Issue Number 243
September 1999
A Monthly Safety Bulletin from The Office of the NASA Aviation Safety Reporting System
P.O. Box 189, Moffett Field, CA 94035-0189

Taking a Stand For Safety

Some of the most difficult judgment calls in aviation occur on the ground, before a flight. Pressured by schedule, passengers, and other considerations, pilots may be tempted to suspend the good judgment they have gained from experience and training to undertake questionable or unsafe flights. We hear from several pilots who explain to ASRS why they regretted not taking a stand for safety.

From a new-hire corporate First Officer:

Canyon Calisthenics

The next incident, recounted by the pilot of a high-performance single-engine aircraft, made white-knuckle flyers out of several veteran pilots. It occurred just after a routine passenger pick-up at an airport in the West whose elevation is almost 4,000 feet AGL.

It’s possible that the open aircraft door and resultant drag worsened the downdraft situation. Our reporter might have prevented the passenger panic and subsequent baggage barrage by briefing on the local flight conditions prior to departure.

Flying Outside the BookAnd from a pilot who was persuaded by a company salesman to bend weight-and-balance rules to sew up a sale:

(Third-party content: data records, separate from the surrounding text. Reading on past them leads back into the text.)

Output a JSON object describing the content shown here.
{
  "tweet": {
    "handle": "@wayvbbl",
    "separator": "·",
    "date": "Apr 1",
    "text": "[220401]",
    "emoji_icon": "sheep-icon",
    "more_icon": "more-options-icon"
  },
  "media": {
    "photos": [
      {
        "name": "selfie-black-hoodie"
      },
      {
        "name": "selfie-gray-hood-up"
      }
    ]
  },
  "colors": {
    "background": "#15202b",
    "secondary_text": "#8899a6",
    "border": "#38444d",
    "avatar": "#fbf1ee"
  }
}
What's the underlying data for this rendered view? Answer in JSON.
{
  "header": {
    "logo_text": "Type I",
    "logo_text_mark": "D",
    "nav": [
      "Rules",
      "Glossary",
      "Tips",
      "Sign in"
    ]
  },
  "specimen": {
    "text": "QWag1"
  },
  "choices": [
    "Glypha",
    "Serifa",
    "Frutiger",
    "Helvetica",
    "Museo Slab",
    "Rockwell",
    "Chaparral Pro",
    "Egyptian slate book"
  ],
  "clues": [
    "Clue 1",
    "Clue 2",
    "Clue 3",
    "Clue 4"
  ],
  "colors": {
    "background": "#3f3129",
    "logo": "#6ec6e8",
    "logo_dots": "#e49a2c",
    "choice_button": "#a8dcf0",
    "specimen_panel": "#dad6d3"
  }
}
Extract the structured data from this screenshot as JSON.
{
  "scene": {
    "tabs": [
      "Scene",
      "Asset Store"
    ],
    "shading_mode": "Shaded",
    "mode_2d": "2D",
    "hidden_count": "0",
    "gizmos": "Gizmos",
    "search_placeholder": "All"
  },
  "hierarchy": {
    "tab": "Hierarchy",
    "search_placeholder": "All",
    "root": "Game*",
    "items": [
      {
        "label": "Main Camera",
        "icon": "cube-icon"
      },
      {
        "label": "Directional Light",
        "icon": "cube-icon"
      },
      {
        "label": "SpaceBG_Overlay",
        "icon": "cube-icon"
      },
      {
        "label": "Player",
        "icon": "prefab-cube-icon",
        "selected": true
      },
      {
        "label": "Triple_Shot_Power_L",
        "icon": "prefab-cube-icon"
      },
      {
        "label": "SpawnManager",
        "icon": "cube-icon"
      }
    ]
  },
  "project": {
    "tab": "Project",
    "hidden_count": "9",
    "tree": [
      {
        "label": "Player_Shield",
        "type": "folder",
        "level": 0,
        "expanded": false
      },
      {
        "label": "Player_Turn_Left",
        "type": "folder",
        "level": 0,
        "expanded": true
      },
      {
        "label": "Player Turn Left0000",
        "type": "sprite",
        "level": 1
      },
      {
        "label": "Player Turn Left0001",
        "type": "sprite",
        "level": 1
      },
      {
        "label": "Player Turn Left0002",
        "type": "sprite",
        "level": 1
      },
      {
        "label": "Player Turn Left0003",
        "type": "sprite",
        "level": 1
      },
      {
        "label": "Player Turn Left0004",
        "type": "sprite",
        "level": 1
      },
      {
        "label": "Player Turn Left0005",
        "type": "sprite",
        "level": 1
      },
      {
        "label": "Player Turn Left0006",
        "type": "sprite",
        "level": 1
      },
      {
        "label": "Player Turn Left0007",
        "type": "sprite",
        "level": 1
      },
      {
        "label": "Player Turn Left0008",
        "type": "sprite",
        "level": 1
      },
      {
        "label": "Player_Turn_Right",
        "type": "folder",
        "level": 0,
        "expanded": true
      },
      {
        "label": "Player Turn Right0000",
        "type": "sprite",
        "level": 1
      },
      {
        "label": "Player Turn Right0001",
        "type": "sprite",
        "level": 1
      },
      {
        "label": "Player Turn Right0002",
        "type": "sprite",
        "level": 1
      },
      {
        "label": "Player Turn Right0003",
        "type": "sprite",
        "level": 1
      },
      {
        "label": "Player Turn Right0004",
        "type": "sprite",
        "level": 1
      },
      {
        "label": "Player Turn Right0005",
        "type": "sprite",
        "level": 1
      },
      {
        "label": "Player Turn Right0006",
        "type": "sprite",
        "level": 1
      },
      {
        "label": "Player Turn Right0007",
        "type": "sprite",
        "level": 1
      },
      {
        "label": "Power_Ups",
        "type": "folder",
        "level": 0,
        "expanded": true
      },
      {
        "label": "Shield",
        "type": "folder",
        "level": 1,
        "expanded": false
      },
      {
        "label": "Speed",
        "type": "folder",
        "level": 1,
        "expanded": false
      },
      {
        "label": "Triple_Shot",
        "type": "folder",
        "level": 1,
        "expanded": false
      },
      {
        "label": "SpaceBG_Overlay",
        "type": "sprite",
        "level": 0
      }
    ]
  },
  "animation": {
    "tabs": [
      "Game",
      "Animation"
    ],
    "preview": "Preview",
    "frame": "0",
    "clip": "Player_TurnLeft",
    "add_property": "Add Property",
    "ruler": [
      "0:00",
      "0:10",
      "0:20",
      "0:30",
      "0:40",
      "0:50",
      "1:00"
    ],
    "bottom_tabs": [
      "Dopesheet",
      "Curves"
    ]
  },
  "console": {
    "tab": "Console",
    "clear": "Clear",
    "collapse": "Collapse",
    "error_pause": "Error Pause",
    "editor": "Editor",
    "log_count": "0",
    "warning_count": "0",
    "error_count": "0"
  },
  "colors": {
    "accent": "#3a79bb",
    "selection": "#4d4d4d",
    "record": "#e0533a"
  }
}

Lessons in Situational Awareness

Situational Awareness–or "SA" as human factors specialists like to call it–is a term referring to pilots’ ability to "keep the big picture" in flight operations. This includes awareness of the aircraft’s location and attitude, its proximity to physical hazards and obstructions, weather and environmental factors, engine and systems status, task priority within the cockpit, and many other factors.

Loss of situational awareness is often associated with poor weather, aircraft emergencies and other extreme situations. But more insidiously, loss of situational awareness also occurs in good visual conditions during routine operations. An air carrier Captain describes a case in point:

We trust this incident taught the First Officer the importance of communicating clearly with other crew when he does not have other traffic and the runway in sight.

The Importance of Homework

Lack of preparation for flight into marginal conditions can contribute to a loss of situational awareness that in turn can build to a near-catastrophe. The pilot of a private jet who was the victim of a critical instrument failure, explains.

"This is the sort of English up with which I will not put" Attributed to Sir William ChurchillRecently ASRS received a refreshing international flight operations report in which an ATC instruction was rendered in plain English, understood by the U.S. crew, and complied with promptly. No apparent problem, one would think–but read on.

In this judgment dance between the pilot and controller, we still don’t know who was leading. What’s certain is that "land after" is not recognized by the International Civil Aviation Organization (ICAO) as accepted ATC terminology.

ASRS Recently Issued Alerts On...
MD-80 autospoiler malfunction
A camcorder battery fire in an overhead cabin bin
B737-800 leading edge devices malfunction
Unshielded transponder testing at an airport repair facility
Alleged navigation interference by a passenger DVD player
July 1999 Report Intake
 Air Carrier/Air Taxi Pilots
 General Aviation Pilots